There was also to be a "free kit," consisting of:

2flannel shirts
2pairs socks
1pair braces
2linen towels
1knife, fork & spoon with hold-all
1cloth brush
2blacking brushes
1box blacking
1tin waterproof blacking
2darning needles
1piece darning yarn
2ordinary needles
1hank of thread
1piece of soap

In addition to which for the winter there was to be provided:

1tunic (cloth)
1pair cloth trousers
1winter cap (fur)
1pair mitts
2knitted undershirts
2pairs knitted drawers

Further information on the kit given to the troops is found in a memo entitled "List of stores supplied to the Red River expedition,"6 which mentions:

Frocks, blue serge
Frocks, green, S/Sgts. and Sgts.
Frocks, green, Rank and File

Much the same equipment appears in Robertson-Ross request of 16 April 1870 for permission to purchase supplies.7 The additional items are presumably for the teamsters, voyageurs, and other auxiliaries to the expedition. They are:

14bugles with green cords
73linen tents
76camp kettles
150chopping axes

It was proposed that "the Rifles, accoutrements, ammunition, knapsacks, camp-kettles and bugles be drawn from the Imperial Stores on payment in the usual way, that the clothing, ankle-boots, tents, blankets, and necessaries be drawn from Militia Stores on payment and that the most economical contracts be made for the delivery of the other articles without delay, so as to enable the men to take a complete outfit with them and to provide for sending the second set of uniform and winter necessaries to the North West at a later period in the season."8

Also on the subject of supplies for the expedition, it is interesting to note that the government saw fit to supply it with 750 linen bandages and 750 "cholera belts."9

John A. Macdonald's sensible scheme of getting as many French Canadians into the expedition as possible, to draw the teeth of protest from Quebec was, unfortunately, not as successful as he had hoped. While the Ontario Rifles filled its ranks quickly, and even had a waiting list of those wanting to join, recruiting for the Quebec Rifles proceeded very slowly. The Quebec press was ill-disposed toward the expedition. One of Wolseley's staff described the situation:

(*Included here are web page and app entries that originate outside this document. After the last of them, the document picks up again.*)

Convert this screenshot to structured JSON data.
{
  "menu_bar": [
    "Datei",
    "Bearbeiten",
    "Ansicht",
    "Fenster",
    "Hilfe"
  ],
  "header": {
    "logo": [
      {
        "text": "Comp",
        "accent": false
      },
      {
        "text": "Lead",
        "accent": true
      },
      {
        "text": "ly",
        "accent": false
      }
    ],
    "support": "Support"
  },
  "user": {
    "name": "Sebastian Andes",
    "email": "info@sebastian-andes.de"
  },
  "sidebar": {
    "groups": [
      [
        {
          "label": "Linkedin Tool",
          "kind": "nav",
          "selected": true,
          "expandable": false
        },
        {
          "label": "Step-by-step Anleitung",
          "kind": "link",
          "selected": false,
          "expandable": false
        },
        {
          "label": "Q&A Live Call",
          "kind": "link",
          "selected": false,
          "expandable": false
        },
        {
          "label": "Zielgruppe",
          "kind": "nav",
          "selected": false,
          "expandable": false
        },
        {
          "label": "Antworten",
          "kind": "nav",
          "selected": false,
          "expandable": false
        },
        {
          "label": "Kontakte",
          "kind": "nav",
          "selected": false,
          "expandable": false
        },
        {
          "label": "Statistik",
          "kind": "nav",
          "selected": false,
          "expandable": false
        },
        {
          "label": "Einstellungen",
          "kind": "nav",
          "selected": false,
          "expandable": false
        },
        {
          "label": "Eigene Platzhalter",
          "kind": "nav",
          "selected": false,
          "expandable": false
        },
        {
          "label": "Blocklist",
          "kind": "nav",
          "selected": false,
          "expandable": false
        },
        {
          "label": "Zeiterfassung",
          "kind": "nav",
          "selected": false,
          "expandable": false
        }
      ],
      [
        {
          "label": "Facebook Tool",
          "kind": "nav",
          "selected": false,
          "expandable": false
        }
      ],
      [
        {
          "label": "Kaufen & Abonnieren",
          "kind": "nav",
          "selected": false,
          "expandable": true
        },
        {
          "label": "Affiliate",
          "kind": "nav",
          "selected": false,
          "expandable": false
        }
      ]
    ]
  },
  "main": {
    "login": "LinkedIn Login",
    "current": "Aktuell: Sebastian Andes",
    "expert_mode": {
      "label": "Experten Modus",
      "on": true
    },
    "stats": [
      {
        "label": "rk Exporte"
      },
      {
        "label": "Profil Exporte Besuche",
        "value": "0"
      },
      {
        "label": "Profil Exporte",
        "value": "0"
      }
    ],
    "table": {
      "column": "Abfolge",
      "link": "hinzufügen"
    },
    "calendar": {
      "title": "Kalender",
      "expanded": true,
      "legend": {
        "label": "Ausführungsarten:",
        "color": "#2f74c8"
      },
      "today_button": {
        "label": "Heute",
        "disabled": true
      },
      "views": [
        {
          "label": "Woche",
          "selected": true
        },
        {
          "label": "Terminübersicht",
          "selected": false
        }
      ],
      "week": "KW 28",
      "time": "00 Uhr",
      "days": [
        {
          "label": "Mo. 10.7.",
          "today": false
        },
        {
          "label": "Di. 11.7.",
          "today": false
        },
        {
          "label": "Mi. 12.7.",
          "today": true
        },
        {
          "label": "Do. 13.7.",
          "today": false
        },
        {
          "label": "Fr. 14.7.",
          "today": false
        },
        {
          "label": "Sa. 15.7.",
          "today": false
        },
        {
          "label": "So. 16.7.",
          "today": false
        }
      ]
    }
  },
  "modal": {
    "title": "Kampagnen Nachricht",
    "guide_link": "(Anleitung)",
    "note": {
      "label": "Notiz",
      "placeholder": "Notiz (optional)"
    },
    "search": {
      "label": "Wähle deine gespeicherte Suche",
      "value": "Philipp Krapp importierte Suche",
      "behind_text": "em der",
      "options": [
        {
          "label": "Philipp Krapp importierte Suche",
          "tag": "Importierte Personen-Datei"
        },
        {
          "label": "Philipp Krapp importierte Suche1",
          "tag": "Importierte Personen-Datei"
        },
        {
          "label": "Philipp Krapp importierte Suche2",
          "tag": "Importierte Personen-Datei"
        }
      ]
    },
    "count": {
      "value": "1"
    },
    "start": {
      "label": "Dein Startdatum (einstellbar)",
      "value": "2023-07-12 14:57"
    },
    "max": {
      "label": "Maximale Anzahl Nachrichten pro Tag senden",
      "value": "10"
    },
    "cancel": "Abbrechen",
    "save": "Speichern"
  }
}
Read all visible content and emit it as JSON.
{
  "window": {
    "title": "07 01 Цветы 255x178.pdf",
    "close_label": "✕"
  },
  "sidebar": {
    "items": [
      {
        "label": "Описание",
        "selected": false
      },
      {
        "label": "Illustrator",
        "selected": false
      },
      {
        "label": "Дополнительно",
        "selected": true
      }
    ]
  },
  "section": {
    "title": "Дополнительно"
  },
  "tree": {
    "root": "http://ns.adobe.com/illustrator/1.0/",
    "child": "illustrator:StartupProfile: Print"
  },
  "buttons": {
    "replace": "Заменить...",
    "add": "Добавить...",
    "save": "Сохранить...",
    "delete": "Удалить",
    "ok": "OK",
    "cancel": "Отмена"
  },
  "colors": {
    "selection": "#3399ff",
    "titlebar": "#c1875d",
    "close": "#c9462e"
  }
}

The Quebec battalion was not so fortunate in its enrolment. The French Canadians, naturally averse to military service, were deterred from enlisting by the exhortations of their clergy, who, in many of the parishes in Lower Canada, publicly dissuaded their flocks from joining a regiment "about to be sent to fight against their bretheren in the North-West."10

English-speaking Canadians from Quebec were eligible for the battalion, but it was popularly supposed that they were in many cases unwilling to enlist because of the fact that two-thirds of the officers of the battalion were French-speaking.11 Whether or not this supposition is true would be difficult to establish, but the upshot of it all was that the vacancies in the Quebec Rifles had to be filled from Ontario. Of the 362 noncommissioned ranks of the Quebec battalion, only 77 were French Canadian.12 Thus the expedition lost at the beginning whatever bipartisan character it was supposed to have, especially since Ontario began to see it more and more as a holy war against the French-speaking murderers of Thomas Scott.

The final composition of the two battalions was as shown in Table 1. It is interesting to note that by far the largest single national group was made up of those born in England, although the Canadian-born did outnumber the British-born.

Table 1. The Composition of the First Two Battalions.

NationalityFirst Battalion Second Battalion
(as of 23 June 1870)
Born in Canada,
Other English-speaking4021

Born in Canada of foreign parents418


Roman Catholic25126

Discharged after enrollment as physically unfit32313

previous Next

Last Updated: 2006-10-24 To the top
To the top